From Bernard Shaw’s January 25, 1893, review of Dame Ethel Smyth’s Mass in D:
Whenever I hear the dictum, “Women cannot compose,” uttered by some male musician whose whole endowment, intellectual and artistic, might be generously estimated as equivalent to that of the little finger of Miss Braddon or Miss Broughton, I always chuckle and say to myself, “Wait a bit, my lad, until they find out how much easier it is than literature, and how little the public shares your objection to hidden consecutives, descending leading notes, ascending sevenths, false relations, and all the other items in your index ex-purgatorius!”
…Since women have succeeded conspicuously in Victor Hugo’s profession, I cannot see why they should not succeed equally in Liszt’s if they turned their attention to it.

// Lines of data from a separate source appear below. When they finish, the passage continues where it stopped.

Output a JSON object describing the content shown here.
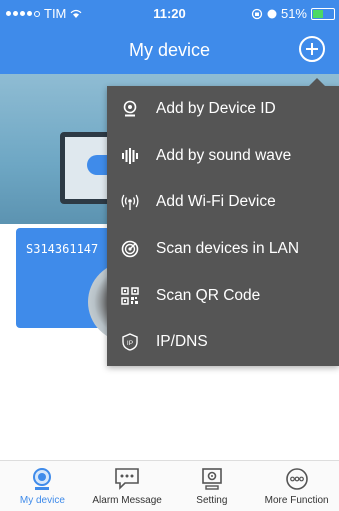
{
  "status_bar": {
    "carrier": "TIM",
    "time": "11:20",
    "battery": "51%",
    "battery_level": 0.51
  },
  "header": {
    "title": "My device"
  },
  "device_card": {
    "id": "S314361147"
  },
  "menu": {
    "items": [
      {
        "label": "Add by Device ID",
        "icon": "device-id-icon"
      },
      {
        "label": "Add by sound wave",
        "icon": "sound-wave-icon"
      },
      {
        "label": "Add Wi-Fi Device",
        "icon": "wifi-device-icon"
      },
      {
        "label": "Scan devices in LAN",
        "icon": "lan-scan-icon"
      },
      {
        "label": "Scan QR Code",
        "icon": "qr-code-icon"
      },
      {
        "label": "IP/DNS",
        "icon": "ip-dns-icon"
      }
    ]
  },
  "tabs": [
    {
      "label": "My device",
      "icon": "my-device-icon",
      "active": true
    },
    {
      "label": "Alarm Message",
      "icon": "alarm-message-icon",
      "active": false
    },
    {
      "label": "Setting",
      "icon": "setting-icon",
      "active": false
    },
    {
      "label": "More Function",
      "icon": "more-function-icon",
      "active": false
    }
  ],
  "colors": {
    "accent": "#3f8bea",
    "menu_bg": "#555555"
  }
}
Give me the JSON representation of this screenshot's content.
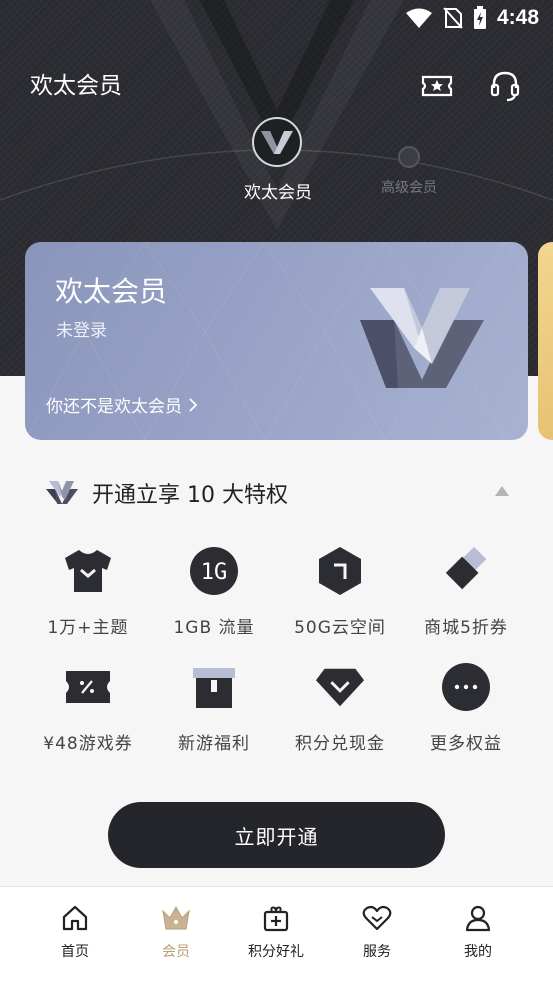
{
  "status_bar": {
    "time": "4:48"
  },
  "header": {
    "title": "欢太会员",
    "icons": [
      "ticket-star-icon",
      "headset-icon"
    ]
  },
  "levels": {
    "current": "欢太会员",
    "next": "高级会员"
  },
  "member_card": {
    "title": "欢太会员",
    "status": "未登录",
    "link": "你还不是欢太会员",
    "colors": {
      "card": "#95a0c4",
      "peek": "#eccb7f"
    }
  },
  "privileges": {
    "title": "开通立享 10 大特权",
    "items": [
      {
        "label": "1万+主题",
        "icon": "tshirt-icon"
      },
      {
        "label": "1GB 流量",
        "icon": "1g-data-icon",
        "icon_text": "1G"
      },
      {
        "label": "50G云空间",
        "icon": "cloud-storage-icon"
      },
      {
        "label": "商城5折券",
        "icon": "coupon-tag-icon"
      },
      {
        "label": "¥48游戏券",
        "icon": "game-ticket-icon"
      },
      {
        "label": "新游福利",
        "icon": "gift-box-icon"
      },
      {
        "label": "积分兑现金",
        "icon": "diamond-icon"
      },
      {
        "label": "更多权益",
        "icon": "more-icon"
      }
    ],
    "cta": "立即开通"
  },
  "bottom_nav": {
    "items": [
      {
        "label": "首页",
        "icon": "home-icon",
        "active": false
      },
      {
        "label": "会员",
        "icon": "crown-icon",
        "active": true
      },
      {
        "label": "积分好礼",
        "icon": "points-gift-icon",
        "active": false
      },
      {
        "label": "服务",
        "icon": "heart-service-icon",
        "active": false
      },
      {
        "label": "我的",
        "icon": "profile-icon",
        "active": false
      }
    ],
    "colors": {
      "active": "#b59f78",
      "inactive": "#222222"
    }
  }
}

Shaw’s review of Smyth’s noble and impressive if conservative mass was somewhat condescending, though he preferred it to the choral music of Dvorak and Brahms, with a suggestion that that was faint praise. Upon convalescence from minor surgery, I’m contemplating a course on woman composers. I don’t even dare make a public repertoire list for fear of controversies.